Charbonneau v. MacRury

84 NH 501, 153 A. 457 (1931)

Quick Summary

Joseph Charbonneau (plaintiff) sued Elwood MacRury (defendant), a seventeen-year-old driver, for negligence after Elwood’s car struck and killed Charbonneau’s three-year-old son. The dispute centered on whether Elwood should be judged by an adult standard of care or one reflective of his age and experience.

The jury initially sided with Elwood, and upon appeal, the New Hampshire Supreme Court affirmed this decision, concluding that minors should be held to a standard of care appropriate for their age and experience rather than an adult standard.

Facts of the Case

Joseph Charbonneau (plaintiff) filed a lawsuit on behalf of his deceased three-year-old son, who was fatally struck by a car driven by seventeen-year-old Elwood MacRury (defendant). Elwood, a licensed driver, was operating his father’s vehicle at the time of the tragic incident. The plaintiff sought legal redress for his son’s death, alleging negligence on the part of the young driver.

Procedural Posture and History

  1. The case was initially brought to trial where the jury found in favor of the defendant, Elwood MacRury.
  2. Joseph Charbonneau appealed the verdict, arguing that the court should have applied an adult standard of care to the defendant.

I.R.A.C. Format

Issue

Whether a minor driver should be held to the same standard of care as an adult in a negligence lawsuit.

Rule of Law

In cases of negligence, the reasonable conduct standard is applied considering all circumstances, including a minor’s age and lack of experience.

Reasoning and Analysis

The court examined whether minors should be held to the same standard of care as adults when charged with negligence. It reviewed previous cases and legal scholarship on the matter, acknowledging that while a ‘standard man’ is used as a benchmark for adults, this may not be appropriate for minors due to their developmental stage and lack of experience.

The court concluded that minors should be judged according to a standard of care reflective of an average person of their age and experience.

Furthermore, the court reasoned that allowing for a minor’s developmental stage when assessing negligence does not create an exception to the rule of reasonable care. Instead, it integrates the minor’s age and experience as part of the circumstances to be considered in applying this rule.

Consequently, the court upheld that reasonable conduct under all circumstances is the true measure of due care for both adults and minors.

Conclusion

The New Hampshire Supreme Court affirmed the lower court’s decision in favor of Elwood F. MacRury (defendant), ruling that his conduct should be judged according to the average conduct of persons of his age and experience.

Key Takeaways

  1. The standard of care for negligence includes considering a minor’s age and lack of experience as part of all relevant circumstances.
  2. A minor driver is not held to the same standard as an adult but rather should be judged based on what is reasonable for someone of their age and experience.
  3. The court’s decision affirms the approach that reasonable conduct under all circumstances is the consistent rule for both adults and minors in negligence cases.

Relevant FAQs of this case

What is the standard of care in negligence, and how does it vary with the defendant's characteristics?

The standard of care in negligence refers to the level of prudence and caution required by an individual under specific circumstances.

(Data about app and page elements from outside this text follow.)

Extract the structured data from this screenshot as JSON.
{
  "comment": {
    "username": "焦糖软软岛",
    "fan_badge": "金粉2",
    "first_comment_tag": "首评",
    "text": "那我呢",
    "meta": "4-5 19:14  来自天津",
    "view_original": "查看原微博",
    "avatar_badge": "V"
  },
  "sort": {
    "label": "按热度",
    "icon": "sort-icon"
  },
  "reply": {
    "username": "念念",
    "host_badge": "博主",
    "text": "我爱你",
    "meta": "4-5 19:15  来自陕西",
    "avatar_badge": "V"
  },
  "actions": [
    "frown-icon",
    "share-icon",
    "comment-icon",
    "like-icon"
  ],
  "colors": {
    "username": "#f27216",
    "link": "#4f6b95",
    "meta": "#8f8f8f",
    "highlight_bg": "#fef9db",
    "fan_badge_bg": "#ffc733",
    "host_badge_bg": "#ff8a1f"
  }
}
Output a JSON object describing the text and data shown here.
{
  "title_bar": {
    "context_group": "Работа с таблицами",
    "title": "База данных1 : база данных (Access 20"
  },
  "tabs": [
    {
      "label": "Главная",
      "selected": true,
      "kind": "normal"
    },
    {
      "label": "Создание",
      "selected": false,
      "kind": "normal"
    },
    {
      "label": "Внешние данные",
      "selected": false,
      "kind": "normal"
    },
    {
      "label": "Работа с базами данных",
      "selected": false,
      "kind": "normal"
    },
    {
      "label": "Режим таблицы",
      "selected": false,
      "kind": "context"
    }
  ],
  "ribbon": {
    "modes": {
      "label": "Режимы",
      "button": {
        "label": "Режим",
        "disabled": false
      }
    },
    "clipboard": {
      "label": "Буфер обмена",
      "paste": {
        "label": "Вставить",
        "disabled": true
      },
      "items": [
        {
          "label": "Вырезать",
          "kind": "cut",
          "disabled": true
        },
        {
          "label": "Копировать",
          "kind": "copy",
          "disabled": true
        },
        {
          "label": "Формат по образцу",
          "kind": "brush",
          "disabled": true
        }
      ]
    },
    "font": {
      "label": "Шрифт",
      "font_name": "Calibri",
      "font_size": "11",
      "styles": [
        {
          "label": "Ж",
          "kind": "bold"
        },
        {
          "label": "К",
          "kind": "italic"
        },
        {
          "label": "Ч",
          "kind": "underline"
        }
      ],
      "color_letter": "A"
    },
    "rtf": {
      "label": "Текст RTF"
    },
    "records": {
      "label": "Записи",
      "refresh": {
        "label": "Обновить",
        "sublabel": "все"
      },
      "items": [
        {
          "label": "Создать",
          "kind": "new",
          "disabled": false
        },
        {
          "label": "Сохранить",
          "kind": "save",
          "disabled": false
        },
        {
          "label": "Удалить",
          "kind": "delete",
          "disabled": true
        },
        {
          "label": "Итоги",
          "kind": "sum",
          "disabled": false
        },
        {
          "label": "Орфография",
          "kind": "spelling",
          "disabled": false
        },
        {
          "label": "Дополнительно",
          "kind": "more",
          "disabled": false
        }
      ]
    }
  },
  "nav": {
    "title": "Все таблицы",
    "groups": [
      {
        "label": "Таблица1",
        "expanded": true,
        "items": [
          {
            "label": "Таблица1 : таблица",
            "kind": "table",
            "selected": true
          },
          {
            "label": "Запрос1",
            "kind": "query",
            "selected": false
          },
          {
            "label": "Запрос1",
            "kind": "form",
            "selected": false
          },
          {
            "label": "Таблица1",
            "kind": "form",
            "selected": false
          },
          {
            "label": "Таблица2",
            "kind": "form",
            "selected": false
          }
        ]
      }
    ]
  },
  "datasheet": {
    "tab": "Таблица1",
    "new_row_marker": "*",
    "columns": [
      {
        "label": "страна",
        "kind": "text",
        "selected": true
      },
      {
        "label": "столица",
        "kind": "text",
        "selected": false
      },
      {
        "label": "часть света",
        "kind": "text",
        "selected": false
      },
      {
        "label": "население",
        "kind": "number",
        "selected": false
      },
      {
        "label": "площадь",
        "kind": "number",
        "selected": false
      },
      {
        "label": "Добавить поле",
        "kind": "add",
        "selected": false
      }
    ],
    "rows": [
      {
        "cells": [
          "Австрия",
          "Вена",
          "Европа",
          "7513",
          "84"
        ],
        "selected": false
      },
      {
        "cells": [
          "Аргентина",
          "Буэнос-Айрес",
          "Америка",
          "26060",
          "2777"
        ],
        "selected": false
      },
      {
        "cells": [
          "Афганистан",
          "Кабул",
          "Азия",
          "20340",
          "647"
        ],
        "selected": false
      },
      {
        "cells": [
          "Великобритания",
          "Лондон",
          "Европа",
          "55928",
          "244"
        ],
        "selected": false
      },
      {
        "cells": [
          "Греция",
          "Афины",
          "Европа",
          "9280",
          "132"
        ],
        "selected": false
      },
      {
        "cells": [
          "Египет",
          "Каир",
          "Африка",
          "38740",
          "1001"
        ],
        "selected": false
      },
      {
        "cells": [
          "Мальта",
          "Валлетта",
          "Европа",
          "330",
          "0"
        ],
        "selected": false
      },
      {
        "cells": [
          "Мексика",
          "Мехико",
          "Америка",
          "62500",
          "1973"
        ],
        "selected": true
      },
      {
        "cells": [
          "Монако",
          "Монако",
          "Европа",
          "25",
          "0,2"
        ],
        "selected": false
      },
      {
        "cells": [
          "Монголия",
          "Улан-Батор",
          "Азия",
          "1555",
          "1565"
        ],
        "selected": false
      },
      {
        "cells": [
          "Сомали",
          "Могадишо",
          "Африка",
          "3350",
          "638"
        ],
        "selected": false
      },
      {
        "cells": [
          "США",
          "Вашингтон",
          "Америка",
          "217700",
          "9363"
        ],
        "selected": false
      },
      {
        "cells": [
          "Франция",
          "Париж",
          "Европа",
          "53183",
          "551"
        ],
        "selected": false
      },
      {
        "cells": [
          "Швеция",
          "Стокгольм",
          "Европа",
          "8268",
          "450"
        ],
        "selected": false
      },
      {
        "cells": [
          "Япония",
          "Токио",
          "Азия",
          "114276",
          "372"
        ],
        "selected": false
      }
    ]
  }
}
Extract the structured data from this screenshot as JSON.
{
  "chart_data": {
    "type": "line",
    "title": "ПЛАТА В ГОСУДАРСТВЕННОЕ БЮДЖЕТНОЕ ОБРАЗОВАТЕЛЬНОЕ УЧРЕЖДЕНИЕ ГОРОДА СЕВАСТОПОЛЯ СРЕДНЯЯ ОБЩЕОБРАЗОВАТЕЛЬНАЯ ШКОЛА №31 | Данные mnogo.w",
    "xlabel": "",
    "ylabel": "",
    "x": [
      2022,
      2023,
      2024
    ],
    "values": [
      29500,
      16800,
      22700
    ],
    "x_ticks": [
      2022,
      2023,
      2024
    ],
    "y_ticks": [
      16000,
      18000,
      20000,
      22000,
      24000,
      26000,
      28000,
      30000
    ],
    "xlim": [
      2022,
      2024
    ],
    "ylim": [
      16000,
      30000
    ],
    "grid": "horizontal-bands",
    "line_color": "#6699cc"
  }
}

This measure varies with characteristics such as age, physical ability, and expertise. As, children are held to a standard based on what a reasonable child of the same age, intelligence, and experience would do, ensuring the standard is equitable and reflective of actual capabilities.

  • For example: In a school setting, a teacher may be held to a different standard of care in supervising a playground than a teenager assisting during recess because the teacher’s professional training and children’s supervision experience set higher expectations for their conduct.

How are developmental stages considered in legal scenarios involving minors?

Legal scenarios involving minors take into account their developmental stages by adjusting expectations and responsibilities to align with a minor’s understanding and decision-making abilities. The court will measure a minor’s conduct against what is reasonably expected from someone at the same stage of development rather than an adult standard.

  • For example: A twelve-year-old asked to babysit might not be expected to perform CPR in an emergency situation, whereas an adult caregiver would be, due to differences in maturity and likely training.

Does recognizing a lower standard of care for minors excuse negligent behavior?

Recognizing a lower standard of care for minors does not excuse negligent behavior but rather assures that they are judged according to their capacity for care at their particular age and level of understanding.

  • For example: If a minor causes an accident while engaging in an activity suitable for their age—like riding a bicycle on a sidewalk—they may not be held to the same liability as an adult cyclist who understands associated traffic risks better.
Last updated

Was this case brief helpful?

More Case Briefs in Torts